#### AIM OF THE EXERCISE:
Each line of the data below that carries the word "Standard" needs to be copied.

[Data records for software interfaces]
——
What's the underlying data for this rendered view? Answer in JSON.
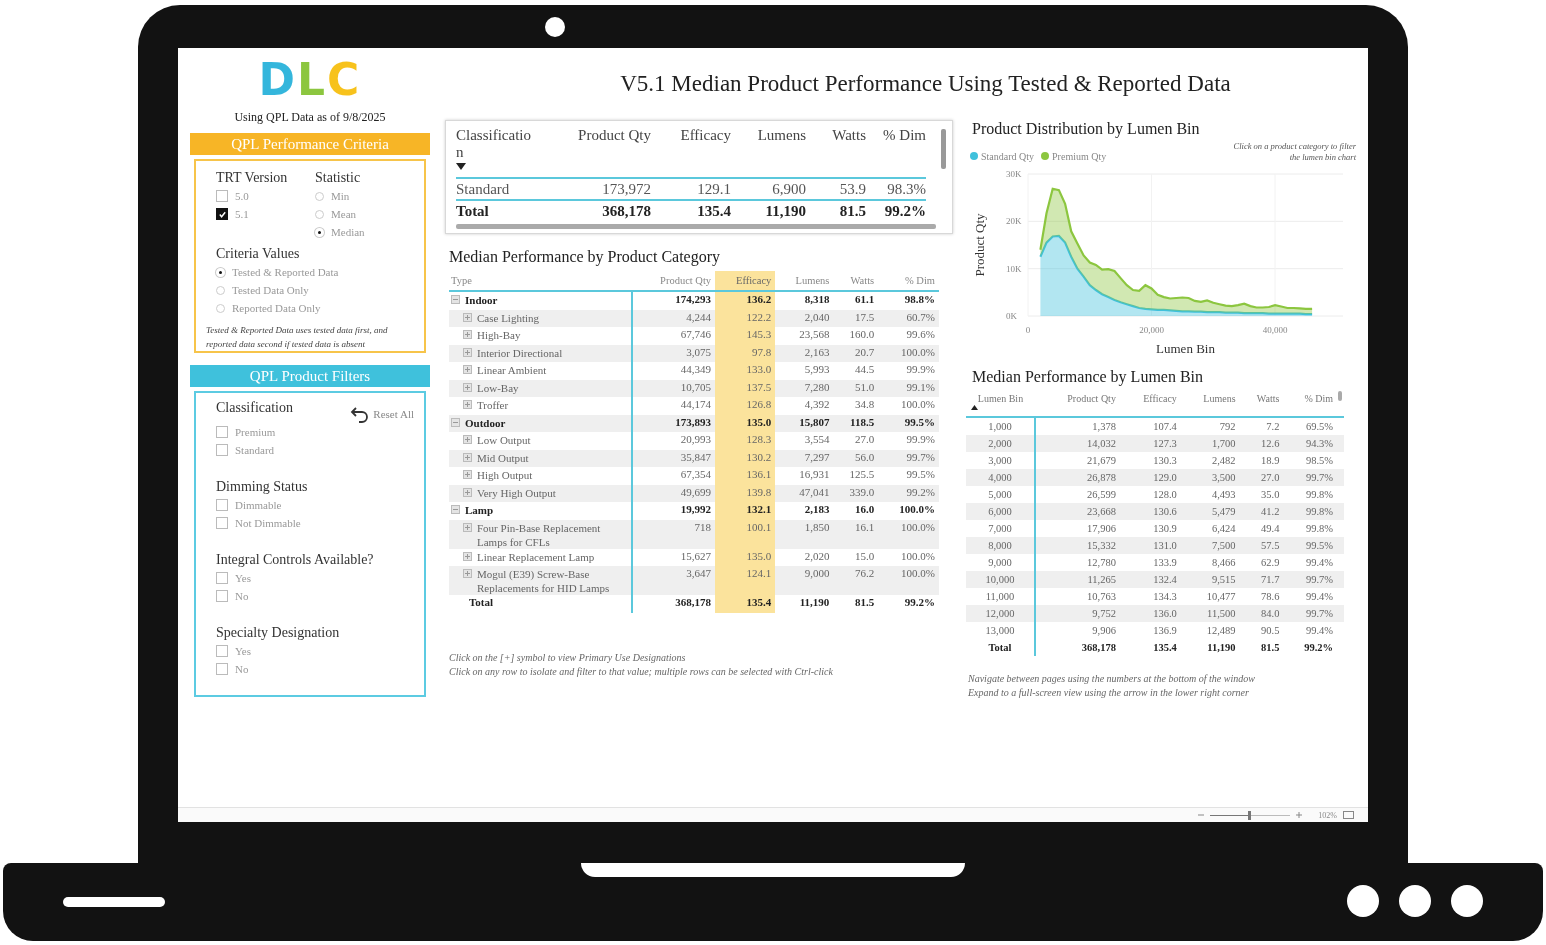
{
  "header": {
    "logo": "DLC",
    "data_date": "Using QPL Data as of 9/8/2025",
    "title": "V5.1 Median Product Performance Using Tested & Reported Data"
  },
  "criteria": {
    "title": "QPL Performance Criteria",
    "trt_version": {
      "label": "TRT Version",
      "options": [
        {
          "label": "5.0",
          "checked": false
        },
        {
          "label": "5.1",
          "checked": true
        }
      ]
    },
    "statistic": {
      "label": "Statistic",
      "options": [
        {
          "label": "Min",
          "selected": false
        },
        {
          "label": "Mean",
          "selected": false
        },
        {
          "label": "Median",
          "selected": true
        }
      ]
    },
    "criteria_values": {
      "label": "Criteria Values",
      "options": [
        {
          "label": "Tested & Reported Data",
          "selected": true
        },
        {
          "label": "Tested Data Only",
          "selected": false
        },
        {
          "label": "Reported Data Only",
          "selected": false
        }
      ]
    },
    "note": "Tested & Reported Data uses tested data first, and reported data second if tested data is absent"
  },
  "filters": {
    "title": "QPL Product Filters",
    "reset": "Reset All",
    "groups": [
      {
        "label": "Classification",
        "options": [
          {
            "label": "Premium",
            "checked": false
          },
          {
            "label": "Standard",
            "checked": false
          }
        ]
      },
      {
        "label": "Dimming Status",
        "options": [
          {
            "label": "Dimmable",
            "checked": false
          },
          {
            "label": "Not Dimmable",
            "checked": false
          }
        ]
      },
      {
        "label": "Integral Controls Available?",
        "options": [
          {
            "label": "Yes",
            "checked": false
          },
          {
            "label": "No",
            "checked": false
          }
        ]
      },
      {
        "label": "Specialty Designation",
        "options": [
          {
            "label": "Yes",
            "checked": false
          },
          {
            "label": "No",
            "checked": false
          }
        ]
      }
    ]
  },
  "summary_table": {
    "sort_ascending": false,
    "columns": [
      {
        "label": "Classification",
        "sorted": true
      },
      {
        "label": "Product Qty",
        "sorted": false
      },
      {
        "label": "Efficacy",
        "sorted": false
      },
      {
        "label": "Lumens",
        "sorted": false
      },
      {
        "label": "Watts",
        "sorted": false
      },
      {
        "label": "% Dim",
        "sorted": false
      }
    ],
    "rows": [
      [
        "Standard",
        "173,972",
        "129.1",
        "6,900",
        "53.9",
        "98.3%"
      ]
    ],
    "total": [
      "Total",
      "368,178",
      "135.4",
      "11,190",
      "81.5",
      "99.2%"
    ]
  },
  "category_table": {
    "title": "Median Performance by Product Category",
    "columns": [
      {
        "label": "Type",
        "highlighted": false
      },
      {
        "label": "Product Qty",
        "highlighted": false
      },
      {
        "label": "Efficacy",
        "highlighted": true
      },
      {
        "label": "Lumens",
        "highlighted": false
      },
      {
        "label": "Watts",
        "highlighted": false
      },
      {
        "label": "% Dim",
        "highlighted": false
      }
    ],
    "rows": [
      {
        "cells": [
          "Indoor",
          "174,293",
          "136.2",
          "8,318",
          "61.1",
          "98.8%"
        ],
        "expanded": true,
        "children": [
          {
            "cells": [
              "Case Lighting",
              "4,244",
              "122.2",
              "2,040",
              "17.5",
              "60.7%"
            ],
            "expanded": false
          },
          {
            "cells": [
              "High-Bay",
              "67,746",
              "145.3",
              "23,568",
              "160.0",
              "99.6%"
            ],
            "expanded": false
          },
          {
            "cells": [
              "Interior Directional",
              "3,075",
              "97.8",
              "2,163",
              "20.7",
              "100.0%"
            ],
            "expanded": false
          },
          {
            "cells": [
              "Linear Ambient",
              "44,349",
              "133.0",
              "5,993",
              "44.5",
              "99.9%"
            ],
            "expanded": false
          },
          {
            "cells": [
              "Low-Bay",
              "10,705",
              "137.5",
              "7,280",
              "51.0",
              "99.1%"
            ],
            "expanded": false
          },
          {
            "cells": [
              "Troffer",
              "44,174",
              "126.8",
              "4,392",
              "34.8",
              "100.0%"
            ],
            "expanded": false
          }
        ]
      },
      {
        "cells": [
          "Outdoor",
          "173,893",
          "135.0",
          "15,807",
          "118.5",
          "99.5%"
        ],
        "expanded": true,
        "children": [
          {
            "cells": [
              "Low Output",
              "20,993",
              "128.3",
              "3,554",
              "27.0",
              "99.9%"
            ],
            "expanded": false
          },
          {
            "cells": [
              "Mid Output",
              "35,847",
              "130.2",
              "7,297",
              "56.0",
              "99.7%"
            ],
            "expanded": false
          },
          {
            "cells": [
              "High Output",
              "67,354",
              "136.1",
              "16,931",
              "125.5",
              "99.5%"
            ],
            "expanded": false
          },
          {
            "cells": [
              "Very High Output",
              "49,699",
              "139.8",
              "47,041",
              "339.0",
              "99.2%"
            ],
            "expanded": false
          }
        ]
      },
      {
        "cells": [
          "Lamp",
          "19,992",
          "132.1",
          "2,183",
          "16.0",
          "100.0%"
        ],
        "expanded": true,
        "children": [
          {
            "cells": [
              "Four Pin-Base Replacement Lamps for CFLs",
              "718",
              "100.1",
              "1,850",
              "16.1",
              "100.0%"
            ],
            "expanded": false
          },
          {
            "cells": [
              "Linear Replacement Lamp",
              "15,627",
              "135.0",
              "2,020",
              "15.0",
              "100.0%"
            ],
            "expanded": false
          },
          {
            "cells": [
              "Mogul (E39) Screw-Base Replacements for HID Lamps",
              "3,647",
              "124.1",
              "9,000",
              "76.2",
              "100.0%"
            ],
            "expanded": false
          }
        ]
      }
    ],
    "total": [
      "Total",
      "368,178",
      "135.4",
      "11,190",
      "81.5",
      "99.2%"
    ],
    "notes": [
      "Click on the [+] symbol to view Primary Use Designations",
      "Click on any row to isolate and filter to that value; multiple rows can be selected with Ctrl-click"
    ]
  },
  "distribution_chart": {
    "title": "Product Distribution by Lumen Bin",
    "note": "Click on a product category to filter the lumen bin chart",
    "chart_data": {
      "type": "area",
      "grid": true,
      "xlabel": "Lumen Bin",
      "ylabel": "Product Qty",
      "stacked": true,
      "xlim": [
        0,
        51000
      ],
      "ylim": [
        0,
        30000
      ],
      "xticks": [
        {
          "value": 0,
          "label": "0"
        },
        {
          "value": 20000,
          "label": "20,000"
        },
        {
          "value": 40000,
          "label": "40,000"
        }
      ],
      "yticks": [
        {
          "value": 0,
          "label": "0K"
        },
        {
          "value": 10000,
          "label": "10K"
        },
        {
          "value": 20000,
          "label": "20K"
        },
        {
          "value": 30000,
          "label": "30K"
        }
      ],
      "x": [
        2000,
        3000,
        4000,
        5000,
        6000,
        7000,
        8000,
        9000,
        10000,
        11000,
        12000,
        13000,
        14000,
        15000,
        16000,
        17000,
        18000,
        19000,
        20000,
        21000,
        22000,
        23000,
        24000,
        25000,
        26000,
        27000,
        28000,
        29000,
        30000,
        31000,
        32000,
        33000,
        34000,
        35000,
        36000,
        37000,
        38000,
        39000,
        40000,
        41000,
        42000,
        43000,
        44000,
        45000,
        46000
      ],
      "series": [
        {
          "name": "Standard Qty",
          "color": "#3fc1dc",
          "values": [
            12500,
            15500,
            16800,
            16900,
            15500,
            12500,
            10000,
            8300,
            6500,
            5500,
            4600,
            4000,
            3400,
            2900,
            2500,
            2100,
            1700,
            1500,
            1400,
            1300,
            1300,
            1200,
            1100,
            1000,
            1000,
            900,
            900,
            800,
            800,
            800,
            700,
            700,
            700,
            600,
            600,
            600,
            600,
            500,
            500,
            500,
            500,
            500,
            500,
            400,
            400
          ]
        },
        {
          "name": "Premium Qty",
          "color": "#8cc63f",
          "values": [
            1500,
            6200,
            10100,
            9700,
            8200,
            5400,
            5300,
            4500,
            4800,
            5300,
            5200,
            5900,
            6100,
            5100,
            4000,
            3400,
            3600,
            5000,
            4400,
            3200,
            2700,
            2500,
            2700,
            2900,
            2800,
            2300,
            2100,
            2500,
            2000,
            1700,
            1500,
            1400,
            1600,
            2000,
            1500,
            1200,
            1200,
            1400,
            1800,
            1500,
            1200,
            1200,
            1100,
            1100,
            1100
          ]
        }
      ]
    }
  },
  "lumen_table": {
    "title": "Median Performance by Lumen Bin",
    "sort_ascending": true,
    "columns": [
      {
        "label": "Lumen Bin",
        "sorted": true
      },
      {
        "label": "Product Qty",
        "sorted": false
      },
      {
        "label": "Efficacy",
        "sorted": false
      },
      {
        "label": "Lumens",
        "sorted": false
      },
      {
        "label": "Watts",
        "sorted": false
      },
      {
        "label": "% Dim",
        "sorted": false
      }
    ],
    "rows": [
      [
        "1,000",
        "1,378",
        "107.4",
        "792",
        "7.2",
        "69.5%"
      ],
      [
        "2,000",
        "14,032",
        "127.3",
        "1,700",
        "12.6",
        "94.3%"
      ],
      [
        "3,000",
        "21,679",
        "130.3",
        "2,482",
        "18.9",
        "98.5%"
      ],
      [
        "4,000",
        "26,878",
        "129.0",
        "3,500",
        "27.0",
        "99.7%"
      ],
      [
        "5,000",
        "26,599",
        "128.0",
        "4,493",
        "35.0",
        "99.8%"
      ],
      [
        "6,000",
        "23,668",
        "130.6",
        "5,479",
        "41.2",
        "99.8%"
      ],
      [
        "7,000",
        "17,906",
        "130.9",
        "6,424",
        "49.4",
        "99.8%"
      ],
      [
        "8,000",
        "15,332",
        "131.0",
        "7,500",
        "57.5",
        "99.5%"
      ],
      [
        "9,000",
        "12,780",
        "133.9",
        "8,466",
        "62.9",
        "99.4%"
      ],
      [
        "10,000",
        "11,265",
        "132.4",
        "9,515",
        "71.7",
        "99.7%"
      ],
      [
        "11,000",
        "10,763",
        "134.3",
        "10,477",
        "78.6",
        "99.4%"
      ],
      [
        "12,000",
        "9,752",
        "136.0",
        "11,500",
        "84.0",
        "99.7%"
      ],
      [
        "13,000",
        "9,906",
        "136.9",
        "12,489",
        "90.5",
        "99.4%"
      ]
    ],
    "total": [
      "Total",
      "368,178",
      "135.4",
      "11,190",
      "81.5",
      "99.2%"
    ],
    "notes": [
      "Navigate between pages using the numbers at the bottom of the window",
      "Expand to a full-screen view using the arrow in the lower right corner"
    ]
  },
  "status_bar": {
    "zoom": "102%",
    "level": 0.5
  }
}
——
#### ANSWER SECTION:
            "label": "Standard",
        "Standard",
          "name": "Standard Qty",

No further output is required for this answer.